A real estate appraisal is used to assist creditors, buyers and sellers of property come into an understanding of how much a house is worth, or its market value. An appraiser will visually inspect the house and compare it to similar homes in the area that have sold. He’ll find out more about the area and take note of topics, such as crime rate and high quality of schools, access to highways, and access to public locations. You can’t change which neighborhood your house is located in or just how well it was constructed, however there are things you can do to optimize your appraisal.

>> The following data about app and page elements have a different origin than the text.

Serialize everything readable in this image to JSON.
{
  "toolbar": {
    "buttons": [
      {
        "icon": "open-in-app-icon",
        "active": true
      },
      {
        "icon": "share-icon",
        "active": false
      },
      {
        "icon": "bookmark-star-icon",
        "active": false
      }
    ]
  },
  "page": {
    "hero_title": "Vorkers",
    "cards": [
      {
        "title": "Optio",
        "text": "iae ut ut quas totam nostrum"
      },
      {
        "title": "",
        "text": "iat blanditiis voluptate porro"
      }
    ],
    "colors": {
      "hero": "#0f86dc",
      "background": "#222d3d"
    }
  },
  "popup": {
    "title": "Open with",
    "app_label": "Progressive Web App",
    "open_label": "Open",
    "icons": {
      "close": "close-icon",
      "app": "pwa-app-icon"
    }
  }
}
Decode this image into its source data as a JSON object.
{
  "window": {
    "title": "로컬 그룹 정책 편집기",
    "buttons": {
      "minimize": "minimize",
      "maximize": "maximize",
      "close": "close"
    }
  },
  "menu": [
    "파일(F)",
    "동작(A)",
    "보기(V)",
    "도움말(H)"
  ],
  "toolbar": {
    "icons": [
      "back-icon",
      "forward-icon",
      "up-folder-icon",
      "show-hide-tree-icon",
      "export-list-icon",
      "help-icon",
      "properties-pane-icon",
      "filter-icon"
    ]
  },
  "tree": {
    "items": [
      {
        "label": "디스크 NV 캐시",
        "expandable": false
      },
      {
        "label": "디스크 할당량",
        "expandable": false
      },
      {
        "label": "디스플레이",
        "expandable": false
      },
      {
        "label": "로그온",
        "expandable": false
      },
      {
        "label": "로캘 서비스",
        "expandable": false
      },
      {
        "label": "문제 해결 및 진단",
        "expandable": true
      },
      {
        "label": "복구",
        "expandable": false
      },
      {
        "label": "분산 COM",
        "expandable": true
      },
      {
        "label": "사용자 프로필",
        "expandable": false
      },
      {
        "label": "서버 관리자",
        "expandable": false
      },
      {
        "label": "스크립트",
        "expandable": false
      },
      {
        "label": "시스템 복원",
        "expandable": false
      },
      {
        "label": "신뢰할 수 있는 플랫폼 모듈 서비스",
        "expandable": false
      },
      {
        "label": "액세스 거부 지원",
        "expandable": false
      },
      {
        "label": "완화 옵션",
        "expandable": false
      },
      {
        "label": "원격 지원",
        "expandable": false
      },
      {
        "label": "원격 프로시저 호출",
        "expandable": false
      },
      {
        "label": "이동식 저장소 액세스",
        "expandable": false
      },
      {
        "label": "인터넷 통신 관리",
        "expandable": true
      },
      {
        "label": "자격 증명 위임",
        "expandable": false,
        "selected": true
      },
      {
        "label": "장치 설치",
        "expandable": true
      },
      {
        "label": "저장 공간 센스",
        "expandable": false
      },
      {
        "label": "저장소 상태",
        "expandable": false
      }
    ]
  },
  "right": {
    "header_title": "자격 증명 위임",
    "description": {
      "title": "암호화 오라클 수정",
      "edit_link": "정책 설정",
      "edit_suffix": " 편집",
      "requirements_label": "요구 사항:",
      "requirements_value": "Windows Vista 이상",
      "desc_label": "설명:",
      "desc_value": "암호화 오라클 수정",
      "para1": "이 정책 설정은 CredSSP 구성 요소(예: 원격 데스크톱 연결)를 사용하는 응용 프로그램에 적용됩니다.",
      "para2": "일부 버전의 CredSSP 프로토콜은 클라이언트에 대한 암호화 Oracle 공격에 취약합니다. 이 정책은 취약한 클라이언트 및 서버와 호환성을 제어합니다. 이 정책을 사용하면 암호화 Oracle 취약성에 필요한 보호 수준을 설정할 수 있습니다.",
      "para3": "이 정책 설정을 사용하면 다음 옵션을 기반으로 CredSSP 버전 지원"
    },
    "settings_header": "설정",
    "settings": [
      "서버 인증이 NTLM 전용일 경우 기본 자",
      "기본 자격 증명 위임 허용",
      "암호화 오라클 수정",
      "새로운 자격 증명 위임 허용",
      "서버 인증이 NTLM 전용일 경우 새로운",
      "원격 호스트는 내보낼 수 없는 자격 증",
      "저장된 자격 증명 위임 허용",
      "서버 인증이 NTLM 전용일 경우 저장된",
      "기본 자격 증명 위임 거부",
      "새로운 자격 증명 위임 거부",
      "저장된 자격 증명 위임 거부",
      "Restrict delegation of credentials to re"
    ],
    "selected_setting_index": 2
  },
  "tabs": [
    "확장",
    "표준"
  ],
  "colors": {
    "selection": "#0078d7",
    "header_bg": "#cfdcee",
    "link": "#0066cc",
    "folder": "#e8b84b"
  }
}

Clean your property. Wash dishes, clean away litter, store or give away anything you don’t use on a regular basis, clean flooring, rid the house of odors. Clean as if business were coming. An appraiser will attempt to observe the house through the eyes of potential buyers, checking for any red flags that could prevent a buyer from making an offer, so eliminate those red flags by giving the house a thorough cleaning.
Leash your dog. If at all possible, send your dog to play with a neighbor dog or shop him in an area he enjoys being in while the appraiser is not there. Do not assume that the appraiser will love your pet. He’s got a job to do and his job will be hindered by a dog that is barking or jumping. If you do place the dog in a room, don’t forget to tell the appraiser what room it’ll be in to prevent a surprise. Wash any waste’s yard that the dog has left .
Make repairs. Repair all those small items which you’ve managed to live with, such as drippy faucets, missing doorknobs, cracked light fittings, and nail holes in the wall. Again, the appraiser is going to examine the house as if he were a buyer and he knows that buyers want a repair-free house.
Collect your comparables. You can ask your real estate agent to get a list of similar home sales in your area, or if you’re working with no agent, collect your personal at websites like Zillow.com and PropertyShark.com. While the appraiser will do his own evaluation of similar sales, anything you add can be helpful. You need to list the basic details of their other homes, just how much they sold for, and how yours differs. Every amenity that your house has that those homes don’t will just increase your value.
Put a scrapbook. It should include receipts for any repairs and upgrades you’ve made to your house, and if possible, before and after photographs. Don’t hesitate to brag a bit about the unique items your house has, such as a pull-out spice stand in the kitchen, or towel warmer from the bathroom.
Manicure your lawn. The first thing the appraiser is going to judge about your property is your yard. Make certain that it is mowed and trimmed, so that there are no toys or jumble strewn about, that your backyard has no weeds, and that your driveway and sidewalk are swept.
Cooperate with your appraiser. Make sure he has access to all of the areas of the house he’s going to need to see and that there are no boxes or other large items for him to browse around to get into the basement, attic or garage. Answer any questions he has and ask him if he’d like for one to walk with him as he trips the house or if he’d like to be lonely. It never hurts to be polite.